CNN aired graphic videos of victims that it said were shown to select US lawmakers as part of a push to shore up support for a strike on Syria.
The broadcaster on Saturday said the 13 videos were shown Thursday to members of the Senate Intelligence Committee who were told they depict
Anti-Syrian regime protesters carry a banner during a demonstration at Kafr Nabil town in Idlib province, northern Syria. AP photo
victims of an August 21 chemical weapons attack in the war-torn country.
Excerpts depict convulsing children and men sprawled on the floor apparently vomiting and foaming at the mouth.
Another shows what appear to be dead bodies of dozens of Syrians, including children, lying side by side. Yet another shows a man holding the apparently lifeless body of a little boy.
The senators were told by the intelligence community that the videos had been verified, according to CNN.
However, the broadcaster said it could not independently verify the authenticity of the material and stressed that the videos do not show who is responsible for the attack.
But it said it was able to verify that the US administration is showing the videos to members of Congress as part of their effort to convince lawmakers of the need for a limited military strike on the Syria.
The videos -- many of which CNN said were previously posted online -- surfaced as President Barack Obama prepares to personally make his case to the American people.
The White House announced on Saturday that President Barack Obama would tape interviews on Monday with three network news anchors, as well as with PBS, CNN and Fox.
The interviews, to air that night, will precede an address by Obama on Tuesday.
Setting the stage on Sunday, the White House's chief of staff, Denis McDonough, will hit the morning television talk shows.
Video: Chemical attacks in Syria verified
In Congress, meanwhile, secretary of state John Kerry, Pentagon chief Chuck Hagel and others senior administration officials will hold a briefing for all members of the House of Representatives on Monday, a White House official said on Saturday.

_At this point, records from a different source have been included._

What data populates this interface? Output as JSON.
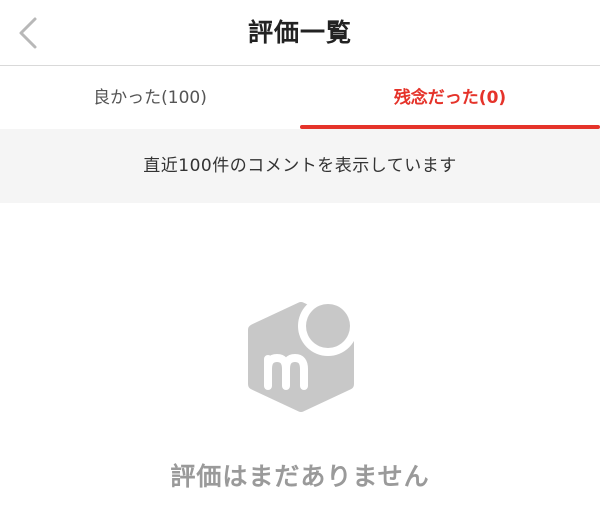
{
  "header": {
    "title": "評価一覧",
    "back_icon": "chevron-left-icon"
  },
  "tabs": [
    {
      "label": "良かった(100)",
      "active": false
    },
    {
      "label": "残念だった(0)",
      "active": true
    }
  ],
  "banner": {
    "text": "直近100件のコメントを表示しています"
  },
  "empty_state": {
    "icon": "mercari-box-logo-icon",
    "message": "評価はまだありません"
  },
  "colors": {
    "accent": "#e5332a",
    "icon_gray": "#c8c8c8",
    "message_gray": "#9a9a9a",
    "banner_bg": "#f5f5f5"
  }
}
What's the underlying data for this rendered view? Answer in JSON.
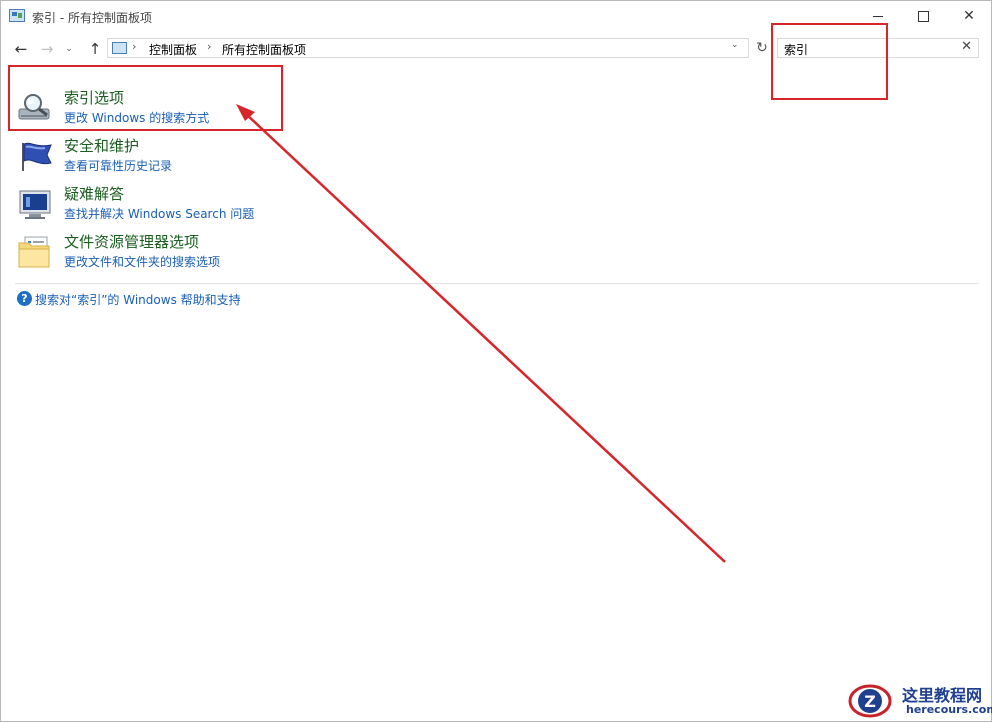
{
  "window": {
    "title": "索引 - 所有控制面板项",
    "buttons": {
      "minimize": "minimize-icon",
      "maximize": "maximize-icon",
      "close": "✕"
    }
  },
  "nav": {
    "back": "←",
    "forward": "→",
    "recent": "⌄",
    "up": "↑",
    "breadcrumbs": [
      "控制面板",
      "所有控制面板项"
    ],
    "separator": "›",
    "dropdown": "⌄",
    "refresh": "↻"
  },
  "search": {
    "value": "索引",
    "clear": "✕"
  },
  "results": [
    {
      "title": "索引选项",
      "subtitle": "更改 Windows 的搜索方式",
      "icon": "indexing-options-icon"
    },
    {
      "title": "安全和维护",
      "subtitle": "查看可靠性历史记录",
      "icon": "security-flag-icon"
    },
    {
      "title": "疑难解答",
      "subtitle": "查找并解决 Windows Search 问题",
      "icon": "troubleshooting-icon"
    },
    {
      "title": "文件资源管理器选项",
      "subtitle": "更改文件和文件夹的搜索选项",
      "icon": "folder-options-icon"
    }
  ],
  "help": {
    "icon": "?",
    "text": "搜索对“索引”的 Windows 帮助和支持"
  },
  "watermark": {
    "cn": "这里教程网",
    "en": "herecours.com",
    "logo_letter": "Z"
  },
  "colors": {
    "title_link": "#1b5e20",
    "sub_link": "#1a5fb4",
    "annotation": "#d6262b"
  }
}
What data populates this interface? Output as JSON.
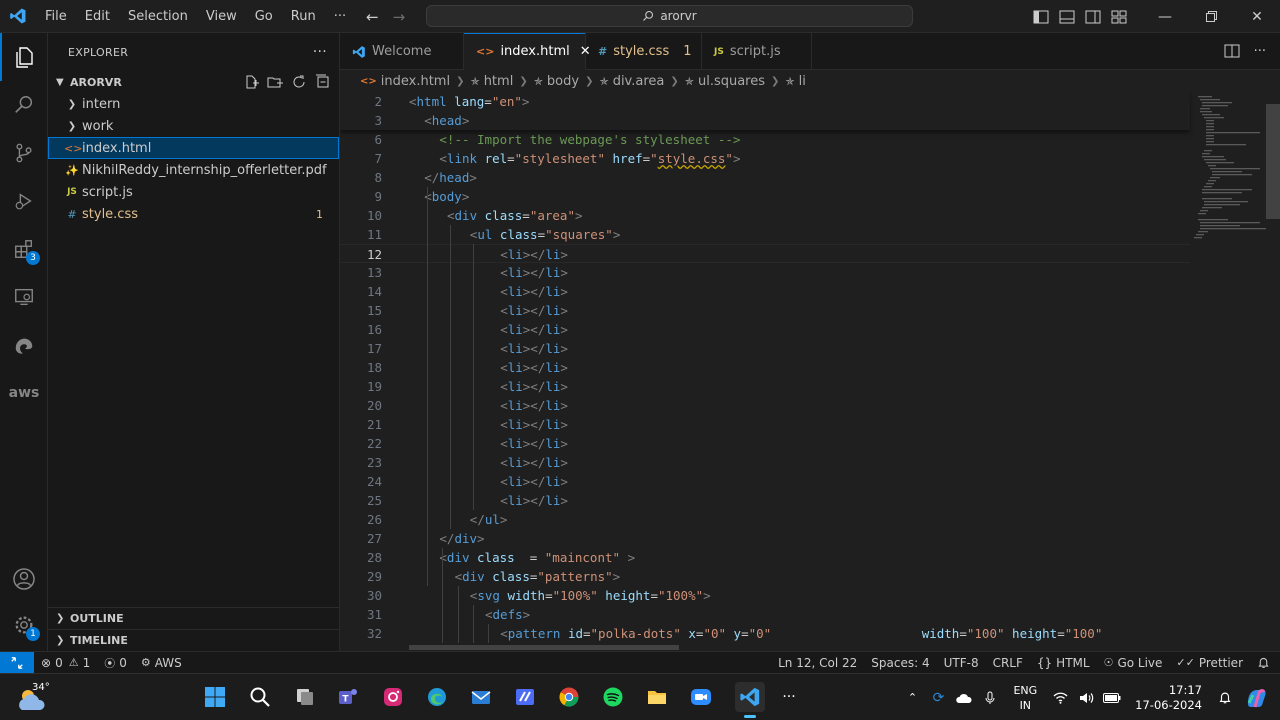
{
  "titlebar": {
    "menu": [
      "File",
      "Edit",
      "Selection",
      "View",
      "Go",
      "Run",
      "···"
    ],
    "search": "arorvr"
  },
  "sidebar": {
    "title": "EXPLORER",
    "root": "ARORVR",
    "items": [
      {
        "label": "intern",
        "kind": "folder"
      },
      {
        "label": "work",
        "kind": "folder"
      },
      {
        "label": "index.html",
        "kind": "html",
        "selected": true
      },
      {
        "label": "NikhilReddy_internship_offerletter.pdf",
        "kind": "pdf"
      },
      {
        "label": "script.js",
        "kind": "js"
      },
      {
        "label": "style.css",
        "kind": "css",
        "count": "1"
      }
    ],
    "outline": "OUTLINE",
    "timeline": "TIMELINE",
    "extensions_badge": "3",
    "settings_badge": "1"
  },
  "tabs": [
    {
      "label": "Welcome",
      "icon": "vscode"
    },
    {
      "label": "index.html",
      "icon": "html",
      "active": true
    },
    {
      "label": "style.css",
      "icon": "css",
      "count": "1"
    },
    {
      "label": "script.js",
      "icon": "js"
    }
  ],
  "breadcrumb": [
    "index.html",
    "html",
    "body",
    "div.area",
    "ul.squares",
    "li"
  ],
  "editor": {
    "lines": [
      {
        "n": "2",
        "indent": 0,
        "tokens": [
          [
            "br",
            "<"
          ],
          [
            "tag",
            "html"
          ],
          [
            "pl",
            " "
          ],
          [
            "at",
            "lang"
          ],
          [
            "pl",
            "="
          ],
          [
            "st",
            "\"en\""
          ],
          [
            "br",
            ">"
          ]
        ]
      },
      {
        "n": "3",
        "indent": 1,
        "tokens": [
          [
            "br",
            "<"
          ],
          [
            "tag",
            "head"
          ],
          [
            "br",
            ">"
          ]
        ]
      },
      {
        "n": "6",
        "indent": 2,
        "tokens": [
          [
            "cm",
            "<!-- Import the webpage's stylesheet -->"
          ]
        ]
      },
      {
        "n": "7",
        "indent": 2,
        "tokens": [
          [
            "br",
            "<"
          ],
          [
            "tag",
            "link"
          ],
          [
            "pl",
            " "
          ],
          [
            "at",
            "rel"
          ],
          [
            "pl",
            "="
          ],
          [
            "st",
            "\"stylesheet\""
          ],
          [
            "pl",
            " "
          ],
          [
            "at",
            "href"
          ],
          [
            "pl",
            "="
          ],
          [
            "st",
            "\""
          ],
          [
            "stu",
            "style.css"
          ],
          [
            "st",
            "\""
          ],
          [
            "br",
            ">"
          ]
        ]
      },
      {
        "n": "8",
        "indent": 1,
        "tokens": [
          [
            "br",
            "</"
          ],
          [
            "tag",
            "head"
          ],
          [
            "br",
            ">"
          ]
        ]
      },
      {
        "n": "9",
        "indent": 1,
        "tokens": [
          [
            "br",
            "<"
          ],
          [
            "tag",
            "body"
          ],
          [
            "br",
            ">"
          ]
        ]
      },
      {
        "n": "10",
        "indent": 2.5,
        "tokens": [
          [
            "br",
            "<"
          ],
          [
            "tag",
            "div"
          ],
          [
            "pl",
            " "
          ],
          [
            "at",
            "class"
          ],
          [
            "pl",
            "="
          ],
          [
            "st",
            "\"area\""
          ],
          [
            "br",
            ">"
          ]
        ]
      },
      {
        "n": "11",
        "indent": 4,
        "tokens": [
          [
            "br",
            "<"
          ],
          [
            "tag",
            "ul"
          ],
          [
            "pl",
            " "
          ],
          [
            "at",
            "class"
          ],
          [
            "pl",
            "="
          ],
          [
            "st",
            "\"squares\""
          ],
          [
            "br",
            ">"
          ]
        ]
      },
      {
        "n": "12",
        "indent": 6,
        "current": true,
        "tokens": [
          [
            "br",
            "<"
          ],
          [
            "tag",
            "li"
          ],
          [
            "br",
            "></"
          ],
          [
            "tag",
            "li"
          ],
          [
            "br",
            ">"
          ]
        ]
      },
      {
        "n": "13",
        "indent": 6,
        "tokens": [
          [
            "br",
            "<"
          ],
          [
            "tag",
            "li"
          ],
          [
            "br",
            "></"
          ],
          [
            "tag",
            "li"
          ],
          [
            "br",
            ">"
          ]
        ]
      },
      {
        "n": "14",
        "indent": 6,
        "tokens": [
          [
            "br",
            "<"
          ],
          [
            "tag",
            "li"
          ],
          [
            "br",
            "></"
          ],
          [
            "tag",
            "li"
          ],
          [
            "br",
            ">"
          ]
        ]
      },
      {
        "n": "15",
        "indent": 6,
        "tokens": [
          [
            "br",
            "<"
          ],
          [
            "tag",
            "li"
          ],
          [
            "br",
            "></"
          ],
          [
            "tag",
            "li"
          ],
          [
            "br",
            ">"
          ]
        ]
      },
      {
        "n": "16",
        "indent": 6,
        "tokens": [
          [
            "br",
            "<"
          ],
          [
            "tag",
            "li"
          ],
          [
            "br",
            "></"
          ],
          [
            "tag",
            "li"
          ],
          [
            "br",
            ">"
          ]
        ]
      },
      {
        "n": "17",
        "indent": 6,
        "tokens": [
          [
            "br",
            "<"
          ],
          [
            "tag",
            "li"
          ],
          [
            "br",
            "></"
          ],
          [
            "tag",
            "li"
          ],
          [
            "br",
            ">"
          ]
        ]
      },
      {
        "n": "18",
        "indent": 6,
        "tokens": [
          [
            "br",
            "<"
          ],
          [
            "tag",
            "li"
          ],
          [
            "br",
            "></"
          ],
          [
            "tag",
            "li"
          ],
          [
            "br",
            ">"
          ]
        ]
      },
      {
        "n": "19",
        "indent": 6,
        "tokens": [
          [
            "br",
            "<"
          ],
          [
            "tag",
            "li"
          ],
          [
            "br",
            "></"
          ],
          [
            "tag",
            "li"
          ],
          [
            "br",
            ">"
          ]
        ]
      },
      {
        "n": "20",
        "indent": 6,
        "tokens": [
          [
            "br",
            "<"
          ],
          [
            "tag",
            "li"
          ],
          [
            "br",
            "></"
          ],
          [
            "tag",
            "li"
          ],
          [
            "br",
            ">"
          ]
        ]
      },
      {
        "n": "21",
        "indent": 6,
        "tokens": [
          [
            "br",
            "<"
          ],
          [
            "tag",
            "li"
          ],
          [
            "br",
            "></"
          ],
          [
            "tag",
            "li"
          ],
          [
            "br",
            ">"
          ]
        ]
      },
      {
        "n": "22",
        "indent": 6,
        "tokens": [
          [
            "br",
            "<"
          ],
          [
            "tag",
            "li"
          ],
          [
            "br",
            "></"
          ],
          [
            "tag",
            "li"
          ],
          [
            "br",
            ">"
          ]
        ]
      },
      {
        "n": "23",
        "indent": 6,
        "tokens": [
          [
            "br",
            "<"
          ],
          [
            "tag",
            "li"
          ],
          [
            "br",
            "></"
          ],
          [
            "tag",
            "li"
          ],
          [
            "br",
            ">"
          ]
        ]
      },
      {
        "n": "24",
        "indent": 6,
        "tokens": [
          [
            "br",
            "<"
          ],
          [
            "tag",
            "li"
          ],
          [
            "br",
            "></"
          ],
          [
            "tag",
            "li"
          ],
          [
            "br",
            ">"
          ]
        ]
      },
      {
        "n": "25",
        "indent": 6,
        "tokens": [
          [
            "br",
            "<"
          ],
          [
            "tag",
            "li"
          ],
          [
            "br",
            "></"
          ],
          [
            "tag",
            "li"
          ],
          [
            "br",
            ">"
          ]
        ]
      },
      {
        "n": "26",
        "indent": 4,
        "tokens": [
          [
            "br",
            "</"
          ],
          [
            "tag",
            "ul"
          ],
          [
            "br",
            ">"
          ]
        ]
      },
      {
        "n": "27",
        "indent": 2,
        "tokens": [
          [
            "br",
            "</"
          ],
          [
            "tag",
            "div"
          ],
          [
            "br",
            ">"
          ]
        ]
      },
      {
        "n": "28",
        "indent": 2,
        "tokens": [
          [
            "br",
            "<"
          ],
          [
            "tag",
            "div"
          ],
          [
            "pl",
            " "
          ],
          [
            "at",
            "class"
          ],
          [
            "pl",
            "  = "
          ],
          [
            "st",
            "\"maincont\""
          ],
          [
            "pl",
            " "
          ],
          [
            "br",
            ">"
          ]
        ]
      },
      {
        "n": "29",
        "indent": 3,
        "tokens": [
          [
            "br",
            "<"
          ],
          [
            "tag",
            "div"
          ],
          [
            "pl",
            " "
          ],
          [
            "at",
            "class"
          ],
          [
            "pl",
            "="
          ],
          [
            "st",
            "\"patterns\""
          ],
          [
            "br",
            ">"
          ]
        ]
      },
      {
        "n": "30",
        "indent": 4,
        "tokens": [
          [
            "br",
            "<"
          ],
          [
            "tag",
            "svg"
          ],
          [
            "pl",
            " "
          ],
          [
            "at",
            "width"
          ],
          [
            "pl",
            "="
          ],
          [
            "st",
            "\"100%\""
          ],
          [
            "pl",
            " "
          ],
          [
            "at",
            "height"
          ],
          [
            "pl",
            "="
          ],
          [
            "st",
            "\"100%\""
          ],
          [
            "br",
            ">"
          ]
        ]
      },
      {
        "n": "31",
        "indent": 5,
        "tokens": [
          [
            "br",
            "<"
          ],
          [
            "tag",
            "defs"
          ],
          [
            "br",
            ">"
          ]
        ]
      },
      {
        "n": "32",
        "indent": 6,
        "tokens": [
          [
            "br",
            "<"
          ],
          [
            "tag",
            "pattern"
          ],
          [
            "pl",
            " "
          ],
          [
            "at",
            "id"
          ],
          [
            "pl",
            "="
          ],
          [
            "st",
            "\"polka-dots\""
          ],
          [
            "pl",
            " "
          ],
          [
            "at",
            "x"
          ],
          [
            "pl",
            "="
          ],
          [
            "st",
            "\"0\""
          ],
          [
            "pl",
            " "
          ],
          [
            "at",
            "y"
          ],
          [
            "pl",
            "="
          ],
          [
            "st",
            "\"0\""
          ],
          [
            "pl",
            "                    "
          ],
          [
            "at",
            "width"
          ],
          [
            "pl",
            "="
          ],
          [
            "st",
            "\"100\""
          ],
          [
            "pl",
            " "
          ],
          [
            "at",
            "height"
          ],
          [
            "pl",
            "="
          ],
          [
            "st",
            "\"100\""
          ]
        ]
      }
    ]
  },
  "statusbar": {
    "errors": "0",
    "warnings": "1",
    "ports": "0",
    "aws": "AWS",
    "position": "Ln 12, Col 22",
    "spaces": "Spaces: 4",
    "encoding": "UTF-8",
    "eol": "CRLF",
    "language": "HTML",
    "golive": "Go Live",
    "prettier": "Prettier"
  },
  "taskbar": {
    "temperature": "34°",
    "lang1": "ENG",
    "lang2": "IN",
    "time": "17:17",
    "date": "17-06-2024"
  }
}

That will be followed by a briefing Wednesday for all members of the Senate.